[Opening Records supplied section]

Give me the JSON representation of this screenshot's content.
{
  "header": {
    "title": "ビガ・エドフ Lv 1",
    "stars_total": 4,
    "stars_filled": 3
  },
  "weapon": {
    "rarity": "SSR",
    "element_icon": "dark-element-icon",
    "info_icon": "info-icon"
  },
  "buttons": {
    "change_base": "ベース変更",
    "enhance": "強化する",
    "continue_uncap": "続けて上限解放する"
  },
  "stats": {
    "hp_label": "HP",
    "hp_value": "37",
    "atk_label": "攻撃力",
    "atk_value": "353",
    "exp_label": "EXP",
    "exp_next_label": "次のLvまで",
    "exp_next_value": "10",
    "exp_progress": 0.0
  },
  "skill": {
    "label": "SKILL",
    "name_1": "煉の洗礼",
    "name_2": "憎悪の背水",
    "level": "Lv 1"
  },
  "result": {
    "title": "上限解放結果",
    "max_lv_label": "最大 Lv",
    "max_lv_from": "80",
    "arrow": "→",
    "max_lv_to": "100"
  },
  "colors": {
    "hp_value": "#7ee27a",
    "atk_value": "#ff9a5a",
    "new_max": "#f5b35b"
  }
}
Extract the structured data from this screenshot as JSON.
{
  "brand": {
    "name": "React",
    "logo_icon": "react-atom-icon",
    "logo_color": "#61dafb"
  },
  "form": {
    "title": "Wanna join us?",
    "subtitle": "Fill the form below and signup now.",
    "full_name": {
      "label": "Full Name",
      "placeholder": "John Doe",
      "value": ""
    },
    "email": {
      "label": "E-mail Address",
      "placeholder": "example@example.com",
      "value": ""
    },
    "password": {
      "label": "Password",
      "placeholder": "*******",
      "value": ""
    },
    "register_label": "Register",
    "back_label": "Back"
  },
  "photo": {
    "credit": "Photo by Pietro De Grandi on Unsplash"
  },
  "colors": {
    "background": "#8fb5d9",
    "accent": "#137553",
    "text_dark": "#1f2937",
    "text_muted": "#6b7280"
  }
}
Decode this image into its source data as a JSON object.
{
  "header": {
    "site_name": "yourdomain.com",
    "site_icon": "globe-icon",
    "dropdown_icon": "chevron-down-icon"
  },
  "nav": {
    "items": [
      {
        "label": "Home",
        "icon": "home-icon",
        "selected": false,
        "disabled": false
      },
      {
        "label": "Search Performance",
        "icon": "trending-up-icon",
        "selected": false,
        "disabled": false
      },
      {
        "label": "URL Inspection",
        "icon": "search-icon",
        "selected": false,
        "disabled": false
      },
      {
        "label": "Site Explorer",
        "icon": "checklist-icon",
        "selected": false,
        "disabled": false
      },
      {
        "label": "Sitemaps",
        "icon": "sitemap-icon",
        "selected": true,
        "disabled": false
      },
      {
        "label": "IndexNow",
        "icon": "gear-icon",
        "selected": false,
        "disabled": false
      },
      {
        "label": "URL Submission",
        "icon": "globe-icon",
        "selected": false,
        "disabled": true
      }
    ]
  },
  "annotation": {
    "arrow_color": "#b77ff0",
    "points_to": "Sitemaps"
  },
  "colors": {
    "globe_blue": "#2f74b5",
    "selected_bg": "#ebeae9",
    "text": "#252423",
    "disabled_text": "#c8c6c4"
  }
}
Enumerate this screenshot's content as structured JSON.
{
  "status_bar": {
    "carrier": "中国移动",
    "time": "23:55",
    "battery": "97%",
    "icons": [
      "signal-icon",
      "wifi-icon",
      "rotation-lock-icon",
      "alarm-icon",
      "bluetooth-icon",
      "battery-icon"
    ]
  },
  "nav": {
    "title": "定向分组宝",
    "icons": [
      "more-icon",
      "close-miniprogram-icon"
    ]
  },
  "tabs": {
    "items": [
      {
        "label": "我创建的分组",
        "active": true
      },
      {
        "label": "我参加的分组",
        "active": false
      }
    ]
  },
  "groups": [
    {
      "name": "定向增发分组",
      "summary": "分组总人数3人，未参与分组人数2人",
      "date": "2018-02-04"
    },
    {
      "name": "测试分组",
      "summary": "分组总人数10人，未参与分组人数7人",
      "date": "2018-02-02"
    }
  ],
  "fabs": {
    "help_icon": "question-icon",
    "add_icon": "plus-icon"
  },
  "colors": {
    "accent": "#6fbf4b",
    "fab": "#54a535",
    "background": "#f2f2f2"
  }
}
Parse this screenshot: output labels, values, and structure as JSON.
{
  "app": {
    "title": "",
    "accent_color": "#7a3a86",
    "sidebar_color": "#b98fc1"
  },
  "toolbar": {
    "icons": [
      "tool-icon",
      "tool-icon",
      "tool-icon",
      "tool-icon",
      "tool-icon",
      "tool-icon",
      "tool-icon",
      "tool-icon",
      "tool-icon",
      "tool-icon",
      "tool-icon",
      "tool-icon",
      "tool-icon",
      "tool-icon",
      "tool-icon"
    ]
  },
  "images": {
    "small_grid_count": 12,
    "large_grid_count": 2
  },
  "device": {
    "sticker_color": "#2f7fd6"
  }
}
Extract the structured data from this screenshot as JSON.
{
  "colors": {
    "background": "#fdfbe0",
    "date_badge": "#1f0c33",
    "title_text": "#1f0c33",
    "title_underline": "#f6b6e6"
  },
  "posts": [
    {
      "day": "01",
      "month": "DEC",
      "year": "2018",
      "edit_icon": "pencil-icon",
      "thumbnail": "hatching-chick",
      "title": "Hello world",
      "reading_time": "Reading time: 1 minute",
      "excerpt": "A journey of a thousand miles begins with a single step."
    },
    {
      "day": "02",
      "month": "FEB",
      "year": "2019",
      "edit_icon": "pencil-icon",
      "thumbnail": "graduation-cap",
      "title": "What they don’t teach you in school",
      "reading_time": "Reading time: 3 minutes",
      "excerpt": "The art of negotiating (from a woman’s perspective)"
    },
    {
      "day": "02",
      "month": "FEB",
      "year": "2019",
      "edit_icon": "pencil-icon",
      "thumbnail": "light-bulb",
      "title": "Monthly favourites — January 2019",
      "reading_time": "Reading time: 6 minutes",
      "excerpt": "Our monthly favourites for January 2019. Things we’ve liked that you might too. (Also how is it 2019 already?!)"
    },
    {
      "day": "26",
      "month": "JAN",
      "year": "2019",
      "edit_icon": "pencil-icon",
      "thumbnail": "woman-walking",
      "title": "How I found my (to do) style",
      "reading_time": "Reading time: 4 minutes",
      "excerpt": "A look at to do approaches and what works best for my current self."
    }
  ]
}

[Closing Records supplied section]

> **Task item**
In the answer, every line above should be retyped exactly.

> **Written reply**
Give me the JSON representation of this screenshot's content.
{
  "header": {
    "title": "ビガ・エドフ Lv 1",
    "stars_total": 4,
    "stars_filled": 3
  },
  "weapon": {
    "rarity": "SSR",
    "element_icon": "dark-element-icon",
    "info_icon": "info-icon"
  },
  "buttons": {
    "change_base": "ベース変更",
    "enhance": "強化する",
    "continue_uncap": "続けて上限解放する"
  },
  "stats": {
    "hp_label": "HP",
    "hp_value": "37",
    "atk_label": "攻撃力",
    "atk_value": "353",
    "exp_label": "EXP",
    "exp_next_label": "次のLvまで",
    "exp_next_value": "10",
    "exp_progress": 0.0
  },
  "skill": {
    "label": "SKILL",
    "name_1": "煉の洗礼",
    "name_2": "憎悪の背水",
    "level": "Lv 1"
  },
  "result": {
    "title": "上限解放結果",
    "max_lv_label": "最大 Lv",
    "max_lv_from": "80",
    "arrow": "→",
    "max_lv_to": "100"
  },
  "colors": {
    "hp_value": "#7ee27a",
    "atk_value": "#ff9a5a",
    "new_max": "#f5b35b"
  }
}
Extract the structured data from this screenshot as JSON.
{
  "brand": {
    "name": "React",
    "logo_icon": "react-atom-icon",
    "logo_color": "#61dafb"
  },
  "form": {
    "title": "Wanna join us?",
    "subtitle": "Fill the form below and signup now.",
    "full_name": {
      "label": "Full Name",
      "placeholder": "John Doe",
      "value": ""
    },
    "email": {
      "label": "E-mail Address",
      "placeholder": "example@example.com",
      "value": ""
    },
    "password": {
      "label": "Password",
      "placeholder": "*******",
      "value": ""
    },
    "register_label": "Register",
    "back_label": "Back"
  },
  "photo": {
    "credit": "Photo by Pietro De Grandi on Unsplash"
  },
  "colors": {
    "background": "#8fb5d9",
    "accent": "#137553",
    "text_dark": "#1f2937",
    "text_muted": "#6b7280"
  }
}
Decode this image into its source data as a JSON object.
{
  "header": {
    "site_name": "yourdomain.com",
    "site_icon": "globe-icon",
    "dropdown_icon": "chevron-down-icon"
  },
  "nav": {
    "items": [
      {
        "label": "Home",
        "icon": "home-icon",
        "selected": false,
        "disabled": false
      },
      {
        "label": "Search Performance",
        "icon": "trending-up-icon",
        "selected": false,
        "disabled": false
      },
      {
        "label": "URL Inspection",
        "icon": "search-icon",
        "selected": false,
        "disabled": false
      },
      {
        "label": "Site Explorer",
        "icon": "checklist-icon",
        "selected": false,
        "disabled": false
      },
      {
        "label": "Sitemaps",
        "icon": "sitemap-icon",
        "selected": true,
        "disabled": false
      },
      {
        "label": "IndexNow",
        "icon": "gear-icon",
        "selected": false,
        "disabled": false
      },
      {
        "label": "URL Submission",
        "icon": "globe-icon",
        "selected": false,
        "disabled": true
      }
    ]
  },
  "annotation": {
    "arrow_color": "#b77ff0",
    "points_to": "Sitemaps"
  },
  "colors": {
    "globe_blue": "#2f74b5",
    "selected_bg": "#ebeae9",
    "text": "#252423",
    "disabled_text": "#c8c6c4"
  }
}
Enumerate this screenshot's content as structured JSON.
{
  "status_bar": {
    "carrier": "中国移动",
    "time": "23:55",
    "battery": "97%",
    "icons": [
      "signal-icon",
      "wifi-icon",
      "rotation-lock-icon",
      "alarm-icon",
      "bluetooth-icon",
      "battery-icon"
    ]
  },
  "nav": {
    "title": "定向分组宝",
    "icons": [
      "more-icon",
      "close-miniprogram-icon"
    ]
  },
  "tabs": {
    "items": [
      {
        "label": "我创建的分组",
        "active": true
      },
      {
        "label": "我参加的分组",
        "active": false
      }
    ]
  },
  "groups": [
    {
      "name": "定向增发分组",
      "summary": "分组总人数3人，未参与分组人数2人",
      "date": "2018-02-04"
    },
    {
      "name": "测试分组",
      "summary": "分组总人数10人，未参与分组人数7人",
      "date": "2018-02-02"
    }
  ],
  "fabs": {
    "help_icon": "question-icon",
    "add_icon": "plus-icon"
  },
  "colors": {
    "accent": "#6fbf4b",
    "fab": "#54a535",
    "background": "#f2f2f2"
  }
}
Parse this screenshot: output labels, values, and structure as JSON.
{
  "app": {
    "title": "",
    "accent_color": "#7a3a86",
    "sidebar_color": "#b98fc1"
  },
  "toolbar": {
    "icons": [
      "tool-icon",
      "tool-icon",
      "tool-icon",
      "tool-icon",
      "tool-icon",
      "tool-icon",
      "tool-icon",
      "tool-icon",
      "tool-icon",
      "tool-icon",
      "tool-icon",
      "tool-icon",
      "tool-icon",
      "tool-icon",
      "tool-icon"
    ]
  },
  "images": {
    "small_grid_count": 12,
    "large_grid_count": 2
  },
  "device": {
    "sticker_color": "#2f7fd6"
  }
}
Extract the structured data from this screenshot as JSON.
{
  "colors": {
    "background": "#fdfbe0",
    "date_badge": "#1f0c33",
    "title_text": "#1f0c33",
    "title_underline": "#f6b6e6"
  },
  "posts": [
    {
      "day": "01",
      "month": "DEC",
      "year": "2018",
      "edit_icon": "pencil-icon",
      "thumbnail": "hatching-chick",
      "title": "Hello world",
      "reading_time": "Reading time: 1 minute",
      "excerpt": "A journey of a thousand miles begins with a single step."
    },
    {
      "day": "02",
      "month": "FEB",
      "year": "2019",
      "edit_icon": "pencil-icon",
      "thumbnail": "graduation-cap",
      "title": "What they don’t teach you in school",
      "reading_time": "Reading time: 3 minutes",
      "excerpt": "The art of negotiating (from a woman’s perspective)"
    },
    {
      "day": "02",
      "month": "FEB",
      "year": "2019",
      "edit_icon": "pencil-icon",
      "thumbnail": "light-bulb",
      "title": "Monthly favourites — January 2019",
      "reading_time": "Reading time: 6 minutes",
      "excerpt": "Our monthly favourites for January 2019. Things we’ve liked that you might too. (Also how is it 2019 already?!)"
    },
    {
      "day": "26",
      "month": "JAN",
      "year": "2019",
      "edit_icon": "pencil-icon",
      "thumbnail": "woman-walking",
      "title": "How I found my (to do) style",
      "reading_time": "Reading time: 4 minutes",
      "excerpt": "A look at to do approaches and what works best for my current self."
    }
  ]
}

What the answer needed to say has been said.